  • After a sufficient number of people has died a series of second-stage problems will kick-in:
    • Plague or similar disease will spread.
    • Large structures (dams, bridges, skyscrapers, ...) will begin to fail due to lack of maintenance.
    • Organized raider gangs will (try to) take over any self-sustaining community.
    • Many communities will drop below the minimum level needed to keep knowledge running.
    • Many communities will drop below level where biodiversity is enough to ensure healthy survival.
  • Reboot of civilization might be difficult because lots of readily-accessible resources have been depleted. Some materials can be recycled from scavenged sources (e.g.: iron, plastic, asphalt, ...), but others have been fractionated into useless debris (e.g.: quicksilver, wolfram, ...).
  • Much will depend on how fast some "monastic" knowledge-preserving communities can form.

Of course if "an alien civilization" is behind this then everything will depend on their long-term aims.

Update: Some comments pointed out purely mechanical machinery won't be affected by any EMP imaginable.

This is, of course, true.

OTOH in our world we are heavily (and even more so with every year) relying in electronic controllers to do the work previously done by simple mechanical devices. Whoever thinks we can go back is severely misguided; today's electronic controllers do much more than control machinery, they compensate for imperfection.

When controllers were rudimentary (e.g.: spark coils in cars or mechanical teletypes) all mechanics was highest precision because it had to work flawlessly on the given input, nowadays the same things are built in cheap plastic because the "smart controller" can track uneven movement, take it into account and (usually) produce a better result than the previous high precision (and expensive!) counterparts.

Trying to run a modern car engine without electronic control is a difficult exercise, very likely to result in a useless pile of busted junk.
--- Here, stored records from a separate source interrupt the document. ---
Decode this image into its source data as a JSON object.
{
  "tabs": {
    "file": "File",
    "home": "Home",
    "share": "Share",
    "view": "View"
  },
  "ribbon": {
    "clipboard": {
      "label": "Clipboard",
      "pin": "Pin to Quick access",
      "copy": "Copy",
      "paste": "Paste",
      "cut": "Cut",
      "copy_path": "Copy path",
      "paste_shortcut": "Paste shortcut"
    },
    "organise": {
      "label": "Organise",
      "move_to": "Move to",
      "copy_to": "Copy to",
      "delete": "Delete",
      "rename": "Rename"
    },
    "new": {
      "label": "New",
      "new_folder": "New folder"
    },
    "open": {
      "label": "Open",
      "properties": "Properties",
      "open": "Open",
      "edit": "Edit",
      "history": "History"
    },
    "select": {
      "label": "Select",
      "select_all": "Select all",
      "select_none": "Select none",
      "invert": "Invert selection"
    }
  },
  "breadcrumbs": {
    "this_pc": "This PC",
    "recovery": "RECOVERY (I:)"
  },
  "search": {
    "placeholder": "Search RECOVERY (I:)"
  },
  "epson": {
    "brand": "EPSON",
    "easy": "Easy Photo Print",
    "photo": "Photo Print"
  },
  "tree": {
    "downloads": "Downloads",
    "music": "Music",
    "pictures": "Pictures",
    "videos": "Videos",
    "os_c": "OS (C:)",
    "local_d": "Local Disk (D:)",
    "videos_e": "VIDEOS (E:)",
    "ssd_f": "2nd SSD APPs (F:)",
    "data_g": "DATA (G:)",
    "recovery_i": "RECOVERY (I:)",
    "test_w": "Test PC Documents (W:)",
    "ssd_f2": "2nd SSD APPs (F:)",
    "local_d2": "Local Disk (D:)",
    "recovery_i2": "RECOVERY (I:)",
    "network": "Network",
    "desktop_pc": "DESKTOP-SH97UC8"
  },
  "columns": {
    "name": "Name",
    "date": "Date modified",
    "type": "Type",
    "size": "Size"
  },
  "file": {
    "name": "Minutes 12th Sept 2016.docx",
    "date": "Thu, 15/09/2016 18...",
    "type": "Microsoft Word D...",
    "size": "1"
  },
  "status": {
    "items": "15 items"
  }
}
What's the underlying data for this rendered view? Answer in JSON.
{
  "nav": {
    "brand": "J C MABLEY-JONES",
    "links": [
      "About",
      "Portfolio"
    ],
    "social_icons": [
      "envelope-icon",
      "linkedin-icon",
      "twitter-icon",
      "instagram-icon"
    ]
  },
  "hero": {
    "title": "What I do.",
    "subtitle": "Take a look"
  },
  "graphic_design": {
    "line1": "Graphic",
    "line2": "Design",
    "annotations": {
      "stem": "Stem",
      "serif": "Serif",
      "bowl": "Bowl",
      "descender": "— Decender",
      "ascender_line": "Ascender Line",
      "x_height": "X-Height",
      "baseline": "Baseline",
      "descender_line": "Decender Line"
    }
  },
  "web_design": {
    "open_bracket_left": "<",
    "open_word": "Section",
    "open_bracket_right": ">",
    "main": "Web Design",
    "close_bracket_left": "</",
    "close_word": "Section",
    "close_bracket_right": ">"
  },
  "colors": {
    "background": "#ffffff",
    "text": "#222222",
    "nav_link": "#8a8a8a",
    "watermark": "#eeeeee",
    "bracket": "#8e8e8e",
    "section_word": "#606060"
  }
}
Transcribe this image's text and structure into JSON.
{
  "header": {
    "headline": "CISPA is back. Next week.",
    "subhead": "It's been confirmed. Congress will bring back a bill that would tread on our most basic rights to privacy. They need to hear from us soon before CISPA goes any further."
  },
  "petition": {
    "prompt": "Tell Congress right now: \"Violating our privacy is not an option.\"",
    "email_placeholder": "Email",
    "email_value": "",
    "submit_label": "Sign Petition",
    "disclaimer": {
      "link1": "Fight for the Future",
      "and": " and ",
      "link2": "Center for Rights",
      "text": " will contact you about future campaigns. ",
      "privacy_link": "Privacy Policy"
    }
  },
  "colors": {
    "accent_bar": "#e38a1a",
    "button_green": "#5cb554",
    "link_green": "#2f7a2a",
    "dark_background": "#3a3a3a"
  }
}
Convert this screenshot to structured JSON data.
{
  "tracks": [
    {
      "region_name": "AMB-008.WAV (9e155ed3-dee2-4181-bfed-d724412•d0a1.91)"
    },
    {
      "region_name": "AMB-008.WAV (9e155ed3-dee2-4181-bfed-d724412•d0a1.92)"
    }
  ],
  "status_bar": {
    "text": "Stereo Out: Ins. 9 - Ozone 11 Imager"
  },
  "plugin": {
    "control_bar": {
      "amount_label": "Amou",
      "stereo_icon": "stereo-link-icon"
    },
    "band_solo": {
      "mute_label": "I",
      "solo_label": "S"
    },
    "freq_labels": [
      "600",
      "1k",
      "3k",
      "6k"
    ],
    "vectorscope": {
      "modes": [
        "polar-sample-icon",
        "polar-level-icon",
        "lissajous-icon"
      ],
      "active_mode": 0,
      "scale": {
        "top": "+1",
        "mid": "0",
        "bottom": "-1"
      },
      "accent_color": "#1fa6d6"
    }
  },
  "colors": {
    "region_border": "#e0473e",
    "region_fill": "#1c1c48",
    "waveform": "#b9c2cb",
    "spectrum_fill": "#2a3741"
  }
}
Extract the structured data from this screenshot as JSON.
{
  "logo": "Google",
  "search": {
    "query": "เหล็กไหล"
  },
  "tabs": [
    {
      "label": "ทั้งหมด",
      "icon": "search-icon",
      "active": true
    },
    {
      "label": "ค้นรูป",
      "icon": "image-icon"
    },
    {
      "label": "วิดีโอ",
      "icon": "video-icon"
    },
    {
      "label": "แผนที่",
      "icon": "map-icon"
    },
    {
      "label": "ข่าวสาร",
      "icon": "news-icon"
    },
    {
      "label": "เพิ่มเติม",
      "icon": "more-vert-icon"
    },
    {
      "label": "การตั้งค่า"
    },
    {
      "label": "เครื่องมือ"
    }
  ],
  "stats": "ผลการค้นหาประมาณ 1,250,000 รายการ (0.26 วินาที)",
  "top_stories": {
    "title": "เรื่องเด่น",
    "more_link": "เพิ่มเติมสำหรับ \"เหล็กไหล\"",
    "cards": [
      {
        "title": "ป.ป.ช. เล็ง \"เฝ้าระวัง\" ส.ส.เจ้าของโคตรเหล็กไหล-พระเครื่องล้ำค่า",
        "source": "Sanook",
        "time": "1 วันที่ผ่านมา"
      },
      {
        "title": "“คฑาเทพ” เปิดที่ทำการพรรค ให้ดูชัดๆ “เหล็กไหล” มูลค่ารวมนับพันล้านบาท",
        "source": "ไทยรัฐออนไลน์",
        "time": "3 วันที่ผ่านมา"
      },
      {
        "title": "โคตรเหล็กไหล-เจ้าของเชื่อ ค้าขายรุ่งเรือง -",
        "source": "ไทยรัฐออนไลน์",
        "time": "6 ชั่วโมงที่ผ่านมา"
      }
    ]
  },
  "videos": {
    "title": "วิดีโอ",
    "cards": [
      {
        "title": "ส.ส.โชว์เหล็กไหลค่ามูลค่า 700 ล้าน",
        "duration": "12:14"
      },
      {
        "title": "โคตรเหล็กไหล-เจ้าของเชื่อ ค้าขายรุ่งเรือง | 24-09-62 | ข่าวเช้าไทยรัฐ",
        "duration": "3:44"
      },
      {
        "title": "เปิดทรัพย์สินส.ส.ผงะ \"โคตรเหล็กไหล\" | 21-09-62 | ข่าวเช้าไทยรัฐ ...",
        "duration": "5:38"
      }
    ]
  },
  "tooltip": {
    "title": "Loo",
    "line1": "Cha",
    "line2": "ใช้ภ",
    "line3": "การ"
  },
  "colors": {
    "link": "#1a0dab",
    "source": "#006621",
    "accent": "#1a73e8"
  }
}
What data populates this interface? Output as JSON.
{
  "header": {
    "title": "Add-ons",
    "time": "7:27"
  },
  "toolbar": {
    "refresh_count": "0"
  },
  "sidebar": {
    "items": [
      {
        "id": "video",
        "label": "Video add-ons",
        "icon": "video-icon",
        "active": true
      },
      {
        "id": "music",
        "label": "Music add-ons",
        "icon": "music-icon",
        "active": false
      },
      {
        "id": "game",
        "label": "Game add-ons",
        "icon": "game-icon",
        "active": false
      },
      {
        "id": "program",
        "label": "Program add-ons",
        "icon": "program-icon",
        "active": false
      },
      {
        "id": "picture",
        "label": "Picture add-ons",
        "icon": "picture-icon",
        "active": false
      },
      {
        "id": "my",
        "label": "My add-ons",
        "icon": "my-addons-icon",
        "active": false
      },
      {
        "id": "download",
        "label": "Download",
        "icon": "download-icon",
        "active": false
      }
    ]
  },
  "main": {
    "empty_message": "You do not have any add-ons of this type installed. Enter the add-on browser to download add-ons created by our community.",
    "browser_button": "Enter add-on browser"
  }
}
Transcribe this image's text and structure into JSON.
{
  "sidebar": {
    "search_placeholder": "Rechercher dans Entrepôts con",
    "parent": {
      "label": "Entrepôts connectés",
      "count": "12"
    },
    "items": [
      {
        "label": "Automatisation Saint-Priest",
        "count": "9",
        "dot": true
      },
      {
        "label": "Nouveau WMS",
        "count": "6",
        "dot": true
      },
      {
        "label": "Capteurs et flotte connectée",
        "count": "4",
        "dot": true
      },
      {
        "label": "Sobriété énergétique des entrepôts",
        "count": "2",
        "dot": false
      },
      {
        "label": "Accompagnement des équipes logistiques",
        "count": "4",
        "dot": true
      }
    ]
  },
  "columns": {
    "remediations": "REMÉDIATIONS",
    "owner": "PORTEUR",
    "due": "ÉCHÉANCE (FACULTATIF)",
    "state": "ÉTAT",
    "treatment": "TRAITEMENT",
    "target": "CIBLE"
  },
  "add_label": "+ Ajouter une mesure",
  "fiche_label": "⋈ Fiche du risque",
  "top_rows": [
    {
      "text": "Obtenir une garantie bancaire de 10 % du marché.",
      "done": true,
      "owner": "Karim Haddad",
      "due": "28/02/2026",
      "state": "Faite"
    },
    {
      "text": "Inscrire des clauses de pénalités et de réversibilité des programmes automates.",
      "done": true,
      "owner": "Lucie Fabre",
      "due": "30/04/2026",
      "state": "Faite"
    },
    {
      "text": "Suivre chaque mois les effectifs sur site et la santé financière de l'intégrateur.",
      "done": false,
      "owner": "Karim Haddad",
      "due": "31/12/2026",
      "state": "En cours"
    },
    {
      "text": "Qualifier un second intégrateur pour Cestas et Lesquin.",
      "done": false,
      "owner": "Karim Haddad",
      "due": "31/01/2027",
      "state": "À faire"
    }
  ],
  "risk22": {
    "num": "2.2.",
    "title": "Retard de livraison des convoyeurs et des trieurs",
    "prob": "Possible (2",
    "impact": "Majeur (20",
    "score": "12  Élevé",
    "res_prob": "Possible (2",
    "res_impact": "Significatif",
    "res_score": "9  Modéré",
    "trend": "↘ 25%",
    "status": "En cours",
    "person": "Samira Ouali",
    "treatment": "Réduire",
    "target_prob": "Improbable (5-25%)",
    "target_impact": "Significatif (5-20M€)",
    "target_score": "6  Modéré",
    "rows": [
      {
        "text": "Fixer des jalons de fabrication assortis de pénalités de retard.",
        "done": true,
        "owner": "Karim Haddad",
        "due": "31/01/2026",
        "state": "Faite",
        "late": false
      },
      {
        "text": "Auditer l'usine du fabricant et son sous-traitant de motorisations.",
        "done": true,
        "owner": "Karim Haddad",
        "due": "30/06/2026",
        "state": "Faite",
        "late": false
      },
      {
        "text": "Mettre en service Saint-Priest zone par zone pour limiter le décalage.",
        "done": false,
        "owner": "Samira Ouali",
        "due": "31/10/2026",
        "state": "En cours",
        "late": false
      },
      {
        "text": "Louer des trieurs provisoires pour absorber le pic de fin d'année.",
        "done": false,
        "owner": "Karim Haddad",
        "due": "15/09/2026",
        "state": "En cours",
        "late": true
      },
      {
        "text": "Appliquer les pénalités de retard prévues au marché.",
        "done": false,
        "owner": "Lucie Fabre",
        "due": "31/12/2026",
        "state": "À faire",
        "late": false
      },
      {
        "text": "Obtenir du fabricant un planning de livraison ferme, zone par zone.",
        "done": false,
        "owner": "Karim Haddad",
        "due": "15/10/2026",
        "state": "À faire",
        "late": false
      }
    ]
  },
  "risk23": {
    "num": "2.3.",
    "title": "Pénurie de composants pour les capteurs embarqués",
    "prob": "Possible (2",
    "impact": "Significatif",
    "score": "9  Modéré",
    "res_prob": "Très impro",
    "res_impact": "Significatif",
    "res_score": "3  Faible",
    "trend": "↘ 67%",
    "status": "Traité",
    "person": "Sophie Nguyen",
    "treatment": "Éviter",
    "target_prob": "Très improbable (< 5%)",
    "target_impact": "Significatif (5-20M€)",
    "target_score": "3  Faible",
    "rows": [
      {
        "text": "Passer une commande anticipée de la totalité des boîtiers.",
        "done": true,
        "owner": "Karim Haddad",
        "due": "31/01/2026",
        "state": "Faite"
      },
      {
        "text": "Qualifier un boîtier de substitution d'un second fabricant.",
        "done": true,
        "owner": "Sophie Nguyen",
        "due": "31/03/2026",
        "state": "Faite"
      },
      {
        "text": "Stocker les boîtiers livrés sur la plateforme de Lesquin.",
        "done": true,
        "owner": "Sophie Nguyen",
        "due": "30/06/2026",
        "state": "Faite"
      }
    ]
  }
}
Even the Army is (at least partially) abiding to this trend and relying more and more on "tactical coverage" impossible to get without electronics (e.g.: some tanks have no windows and rely on cameras to "see" outside).

$\endgroup$
  • $\begingroup$ what about water filtration? $\endgroup$ – NL628 Dec 16 '17 at 22:42
  • 1
    $\begingroup$ @NL628: It depends on on what exactly you mean. Ceramic filters used to make drinkable bacteria infected water (like those used in many back-country regions) will, of course, continue to work, even if ability to make new ones may be gone. Also more "state of the art" filters, (e.g.: reverse osmosis filters used to desalinize sea water) will work, but rather complex machinery needed to set pressure differential and control the system may not work anymore. I'll update the Answer to reflect a bit of further thinking sparked from this comment. $\endgroup$ – ZioByte Dec 17 '17 at 0:30
  • $\begingroup$ Oh, okay thank you so much! I understand now. $\endgroup$ – NL628 Dec 17 '17 at 3:20

Not the answer you're looking for? Browse other questions tagged or ask your own question.